    Remember the early days of "desktop publishing", and the spread of the notorious "ransom note" school of typography?

    We really don't want to see those days again...
    ldo17
    • Not Like The Old Days

      Programmers actually hire actual designers nowadays to design their websites and applications. It's not like the old days where programmers did all the design themselves. I think we can handle the customization that we now have with Typography.
      caryhartline
  • Thank you Apple!

    You always have been on the forefront of technology with fonts. Without you we still would be using the Terminal font.
    TimeForAChangeToBetter
  • Does anyone believe

    "astonishing possibilities"

    Is there anyone even at apple that think this will be realised. It belittles everything else they're doing with serious enhancements in technology.
    Little Old Man
    • Why shouldn't it be possible?

      Apple has revolutionized type twice before (scalable type, and then TrueType fonts.)
      Mac_PC_FenceSitter
  • 'Helvetica Neue can "signal aspirational sophistication"'

    Sounds like garbage to me, somewhat akin to graphology in handwriting.
    DJL64
    • While there is real truth in the idea that

      fonts can set and communicate mood in your writing, a lot of these typographers really go overboard and babble on like your typical moronic art critic.
      baggins_z
  • Or you can use Android or WP8, where there was never any limitations

    This is the crowd that clapped when iOS first had "multitasking" except the tasks didn't actually run in parallel.

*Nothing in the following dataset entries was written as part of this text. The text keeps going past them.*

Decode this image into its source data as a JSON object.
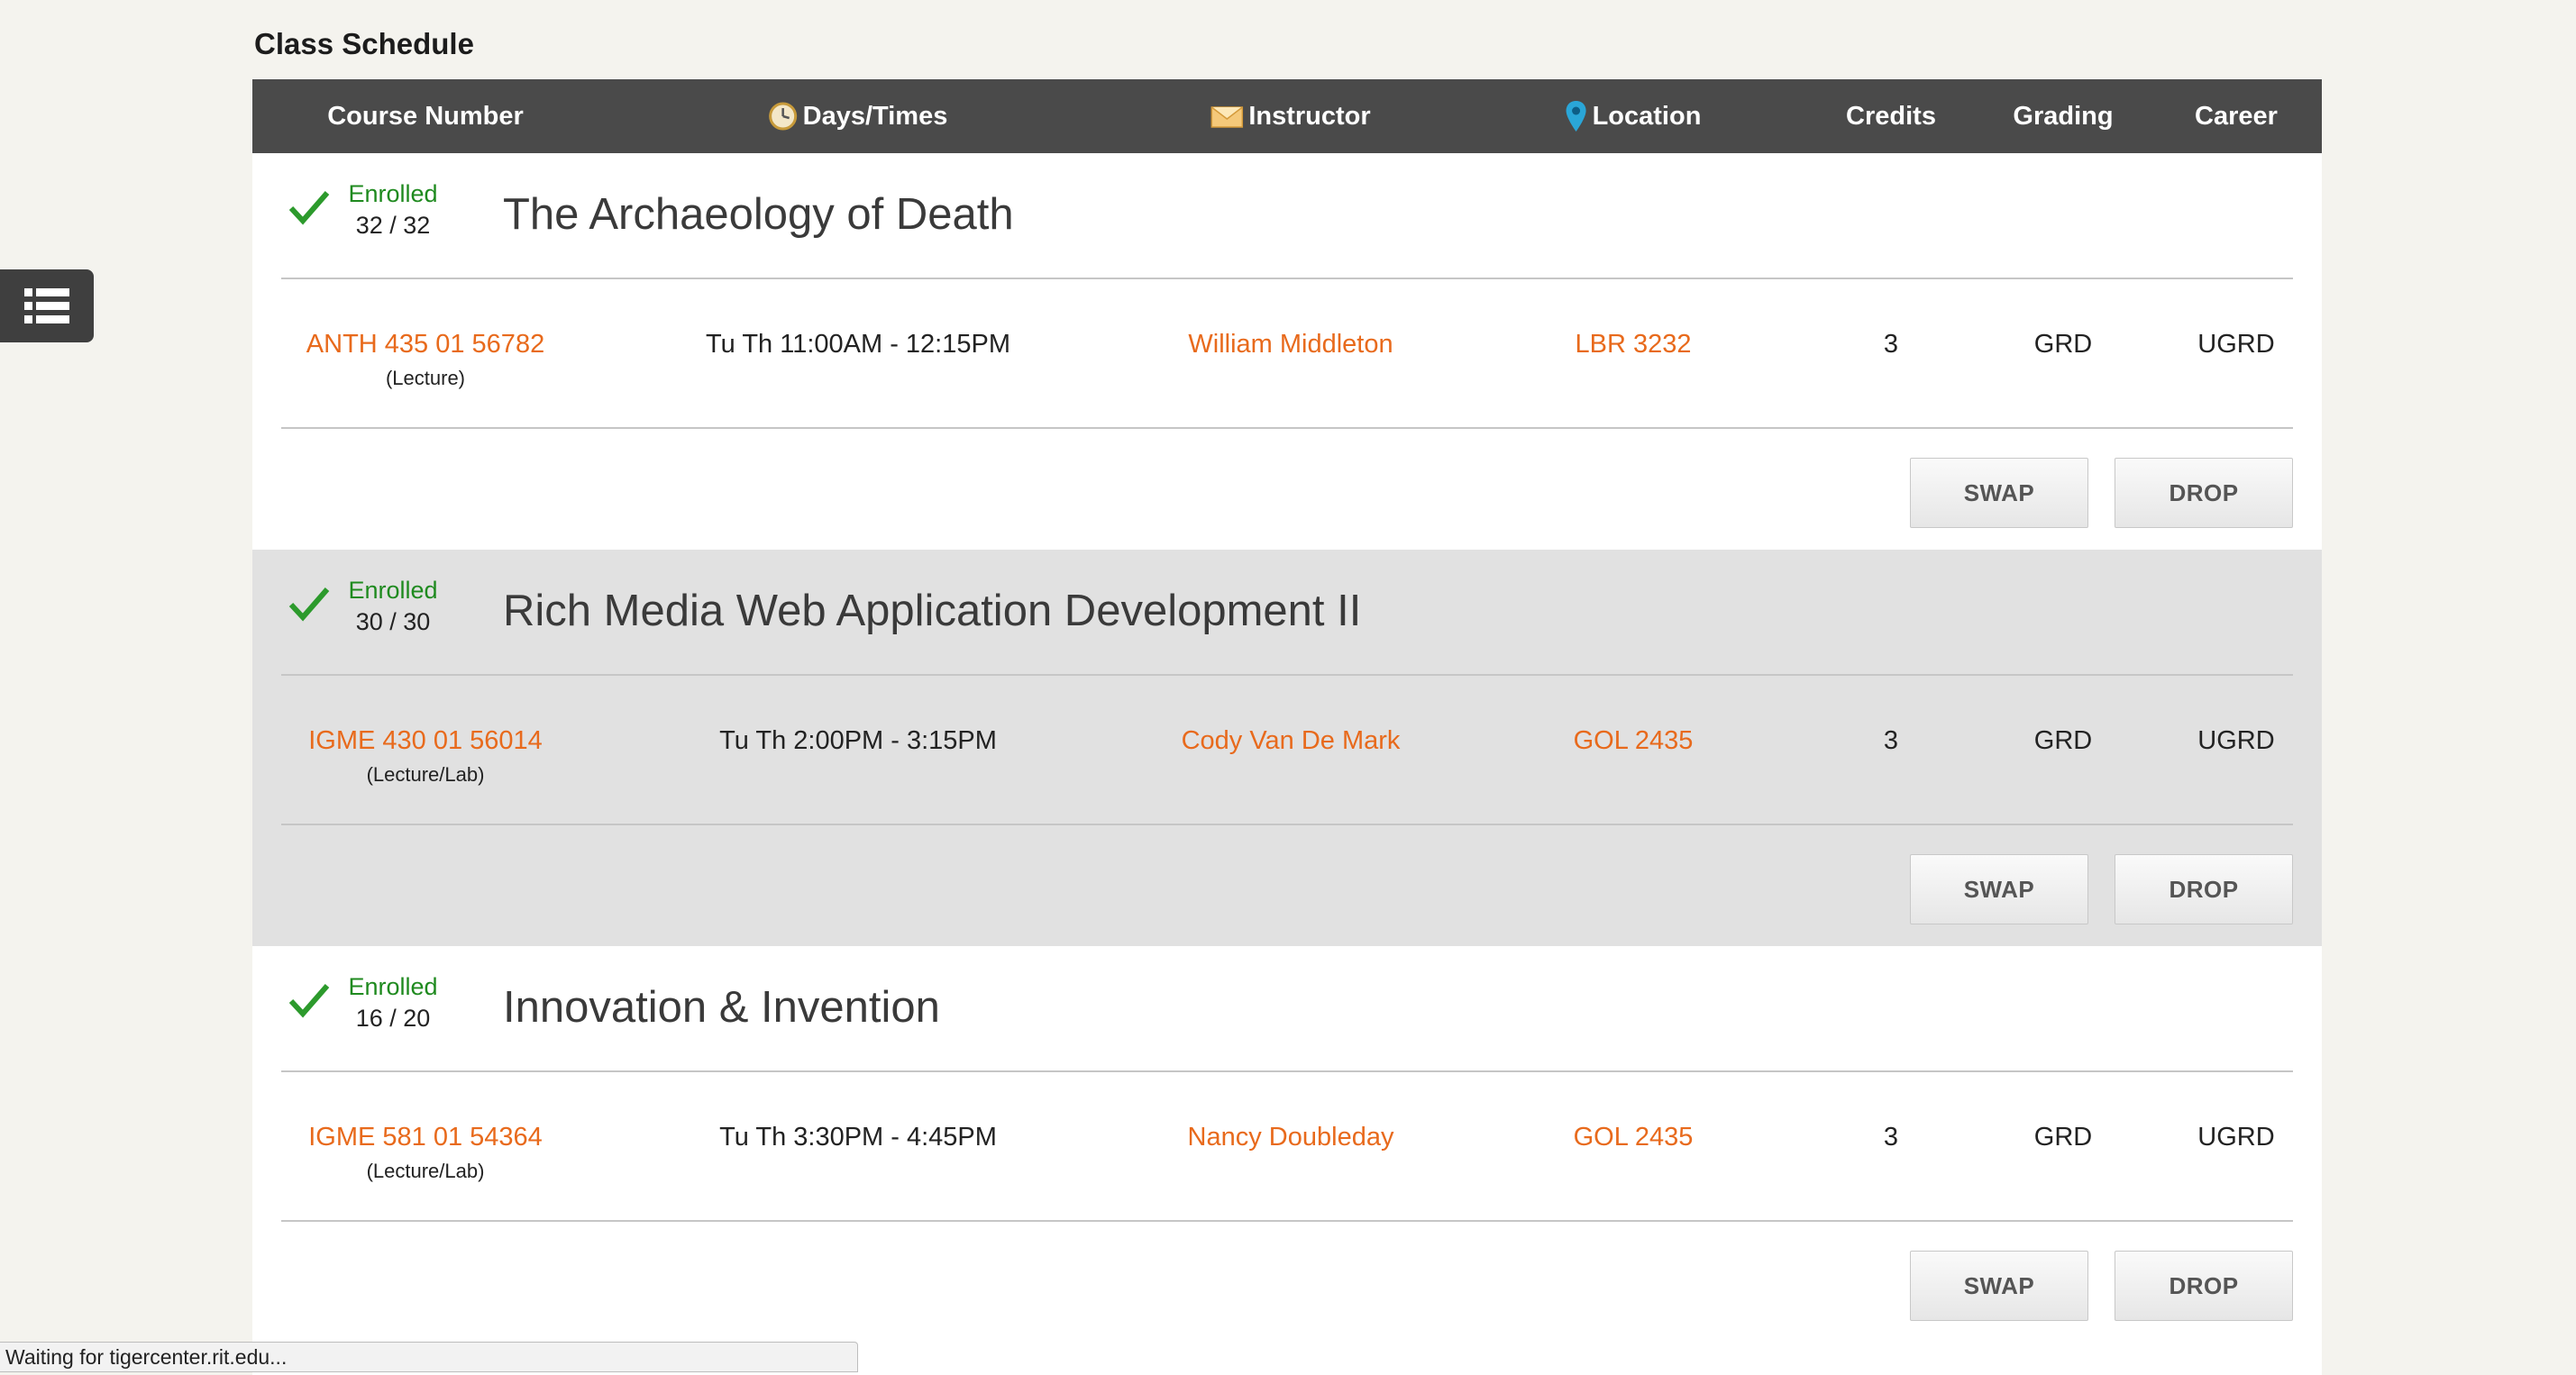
{
  "page": {
    "title": "Class Schedule"
  },
  "table": {
    "headers": {
      "course_number": "Course Number",
      "days_times": "Days/Times",
      "instructor": "Instructor",
      "location": "Location",
      "credits": "Credits",
      "grading": "Grading",
      "career": "Career"
    },
    "header_icons": {
      "days_times": "clock-icon",
      "instructor": "envelope-icon",
      "location": "map-pin-icon"
    }
  },
  "courses": [
    {
      "status": "Enrolled",
      "seats": "32 / 32",
      "title": "The Archaeology of Death",
      "course_number": "ANTH 435 01 56782",
      "component": "(Lecture)",
      "days_times": "Tu Th 11:00AM - 12:15PM",
      "instructor": "William Middleton",
      "location": "LBR 3232",
      "credits": "3",
      "grading": "GRD",
      "career": "UGRD",
      "swap_label": "SWAP",
      "drop_label": "DROP"
    },
    {
      "status": "Enrolled",
      "seats": "30 / 30",
      "title": "Rich Media Web Application Development II",
      "course_number": "IGME 430 01 56014",
      "component": "(Lecture/Lab)",
      "days_times": "Tu Th 2:00PM - 3:15PM",
      "instructor": "Cody Van De Mark",
      "location": "GOL 2435",
      "credits": "3",
      "grading": "GRD",
      "career": "UGRD",
      "swap_label": "SWAP",
      "drop_label": "DROP"
    },
    {
      "status": "Enrolled",
      "seats": "16 / 20",
      "title": "Innovation & Invention",
      "course_number": "IGME 581 01 54364",
      "component": "(Lecture/Lab)",
      "days_times": "Tu Th 3:30PM - 4:45PM",
      "instructor": "Nancy Doubleday",
      "location": "GOL 2435",
      "credits": "3",
      "grading": "GRD",
      "career": "UGRD",
      "swap_label": "SWAP",
      "drop_label": "DROP"
    }
  ],
  "side_tab": {
    "icon": "list-icon"
  },
  "status_bar": {
    "text": "Waiting for tigercenter.rit.edu..."
  },
  "colors": {
    "header_bg": "#4a4a4a",
    "link": "#e86a1c",
    "enrolled": "#1f8a1f",
    "alt_row": "#e1e1e1"
  }
}
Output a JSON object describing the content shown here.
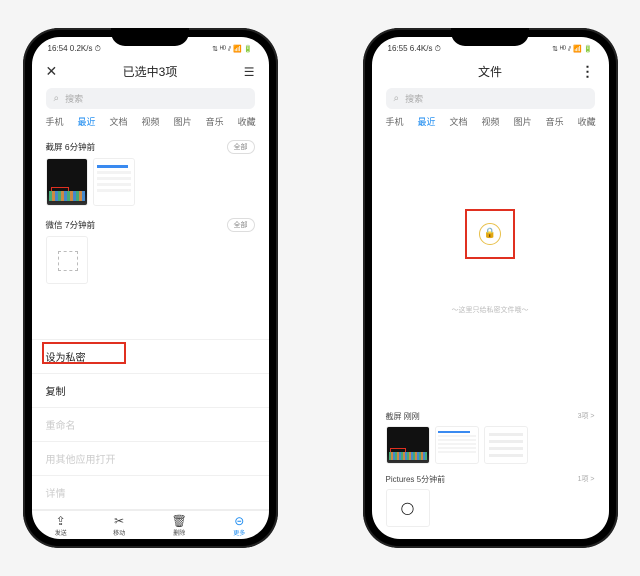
{
  "phone1": {
    "status": {
      "time": "16:54",
      "net": "0.2K/s ⏱",
      "right": "⇅ ᴴᴰ ⫽ 📶 🔋"
    },
    "header": {
      "title": "已选中3项"
    },
    "search": {
      "placeholder": "搜索"
    },
    "tabs": [
      "手机",
      "最近",
      "文档",
      "视频",
      "图片",
      "音乐",
      "收藏"
    ],
    "tabs_active": 1,
    "section1": {
      "title": "截屏  6分钟前",
      "badge": "全部"
    },
    "section2": {
      "title": "微信  7分钟前",
      "badge": "全部"
    },
    "menu": {
      "set_private": "设为私密",
      "copy": "复制",
      "rename": "重命名",
      "open_with": "用其他应用打开",
      "details": "详情"
    },
    "bottom": {
      "send": "发送",
      "move": "移动",
      "delete": "删除",
      "more": "更多"
    }
  },
  "phone2": {
    "status": {
      "time": "16:55",
      "net": "6.4K/s ⏱",
      "right": "⇅ ᴴᴰ ⫽ 📶 🔋"
    },
    "header": {
      "title": "文件"
    },
    "search": {
      "placeholder": "搜索"
    },
    "tabs": [
      "手机",
      "最近",
      "文档",
      "视频",
      "图片",
      "音乐",
      "收藏"
    ],
    "tabs_active": 1,
    "note": "～这里只给私密文件哦～",
    "group1": {
      "title": "截屏  刚刚",
      "meta": "3项 >"
    },
    "group2": {
      "title": "Pictures  5分钟前",
      "meta": "1项 >"
    }
  }
}
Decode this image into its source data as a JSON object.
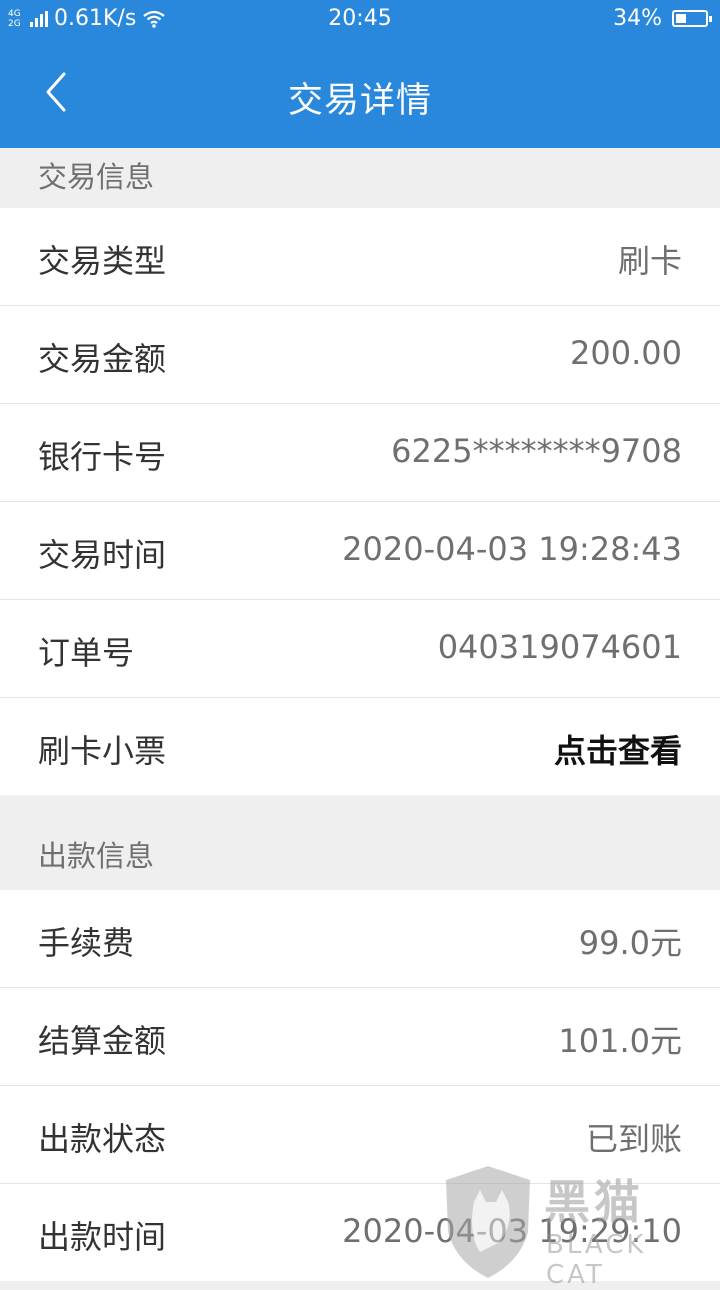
{
  "status_bar": {
    "network": "4G 2G",
    "speed": "0.61K/s",
    "time": "20:45",
    "battery_percent": "34%",
    "battery_level": 0.34
  },
  "header": {
    "title": "交易详情"
  },
  "sections": {
    "trade": {
      "title": "交易信息",
      "rows": [
        {
          "label": "交易类型",
          "value": "刷卡"
        },
        {
          "label": "交易金额",
          "value": "200.00"
        },
        {
          "label": "银行卡号",
          "value": "6225********9708"
        },
        {
          "label": "交易时间",
          "value": "2020-04-03 19:28:43"
        },
        {
          "label": "订单号",
          "value": "040319074601"
        },
        {
          "label": "刷卡小票",
          "value": "点击查看"
        }
      ]
    },
    "payout": {
      "title": "出款信息",
      "rows": [
        {
          "label": "手续费",
          "value": "99.0元"
        },
        {
          "label": "结算金额",
          "value": "101.0元"
        },
        {
          "label": "出款状态",
          "value": "已到账"
        },
        {
          "label": "出款时间",
          "value": "2020-04-03 19:29:10"
        }
      ]
    }
  },
  "watermark": {
    "logo_text": "黑猫",
    "brand": "BLACK CAT"
  },
  "colors": {
    "primary": "#2a88dc",
    "background": "#efefef"
  }
}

    Heck, in WP8, you don't even need the app if its just informational. The Live Tile can pretty much tell you everything you need to know.
    A Gray
    • Wow!

      Do you even know what the topic is about?
      Gr8Music
    • So Random

      You literally are just saying random things. Something similar to Text Kit does not exist on any other platforms and it probably never will just because the other platforms don't care about typography as much as Apple.
      caryhartline
  • Branding

    The most important part of this is that apps will be able to brand themselves better. Typography is a powerful thing and a unique set of fonts and font customizations can make for a beautiful application.
    caryhartline
    • Re: apps will be able to brand themselves better

      Because IOS doesn't allow apps to use their own fonts?
      ldo17
  • "typographical goodness"

    Oh I like typographical goodness (though that's a quaint way of putting it). Thanks, David.
    Laraine Anne Barker